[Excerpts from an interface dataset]
▬▬▬▬▬▬

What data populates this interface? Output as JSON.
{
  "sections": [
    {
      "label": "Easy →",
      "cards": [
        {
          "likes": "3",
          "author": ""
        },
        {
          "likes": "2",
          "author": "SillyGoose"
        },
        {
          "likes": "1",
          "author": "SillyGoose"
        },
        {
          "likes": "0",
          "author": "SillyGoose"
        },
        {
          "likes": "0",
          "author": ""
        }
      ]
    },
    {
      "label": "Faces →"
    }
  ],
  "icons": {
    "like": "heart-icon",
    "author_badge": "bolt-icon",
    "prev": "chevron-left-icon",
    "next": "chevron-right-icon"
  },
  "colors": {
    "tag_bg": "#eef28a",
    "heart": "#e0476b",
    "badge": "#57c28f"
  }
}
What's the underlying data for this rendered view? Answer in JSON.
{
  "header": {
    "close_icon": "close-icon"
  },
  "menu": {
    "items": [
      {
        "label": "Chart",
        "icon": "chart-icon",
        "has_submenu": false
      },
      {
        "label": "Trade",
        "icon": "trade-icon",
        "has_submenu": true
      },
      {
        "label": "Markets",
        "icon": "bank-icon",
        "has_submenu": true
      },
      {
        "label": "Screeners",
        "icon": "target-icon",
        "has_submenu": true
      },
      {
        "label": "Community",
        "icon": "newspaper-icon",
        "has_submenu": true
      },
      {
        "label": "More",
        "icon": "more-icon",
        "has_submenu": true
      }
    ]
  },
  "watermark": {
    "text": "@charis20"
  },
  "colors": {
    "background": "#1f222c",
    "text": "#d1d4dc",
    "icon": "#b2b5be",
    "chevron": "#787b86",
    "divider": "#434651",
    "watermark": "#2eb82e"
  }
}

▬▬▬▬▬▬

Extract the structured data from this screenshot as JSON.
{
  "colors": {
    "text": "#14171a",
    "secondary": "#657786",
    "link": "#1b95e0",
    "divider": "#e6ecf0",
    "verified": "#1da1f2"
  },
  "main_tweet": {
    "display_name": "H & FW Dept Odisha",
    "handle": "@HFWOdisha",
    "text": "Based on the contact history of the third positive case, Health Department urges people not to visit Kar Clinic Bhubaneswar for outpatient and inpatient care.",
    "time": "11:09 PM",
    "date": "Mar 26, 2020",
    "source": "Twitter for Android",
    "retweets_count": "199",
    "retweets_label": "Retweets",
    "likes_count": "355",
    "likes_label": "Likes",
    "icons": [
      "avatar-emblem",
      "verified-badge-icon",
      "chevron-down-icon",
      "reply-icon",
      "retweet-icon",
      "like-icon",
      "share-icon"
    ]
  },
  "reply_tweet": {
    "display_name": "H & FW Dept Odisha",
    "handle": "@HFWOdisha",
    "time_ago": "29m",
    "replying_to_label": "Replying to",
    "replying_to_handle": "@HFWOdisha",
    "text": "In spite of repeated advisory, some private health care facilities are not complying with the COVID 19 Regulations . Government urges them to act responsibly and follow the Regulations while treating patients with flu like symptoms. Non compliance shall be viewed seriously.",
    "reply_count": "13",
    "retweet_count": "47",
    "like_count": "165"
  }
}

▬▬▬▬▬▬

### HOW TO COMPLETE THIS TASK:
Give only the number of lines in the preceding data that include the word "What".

### REPLY TO THE EXERCISE:
2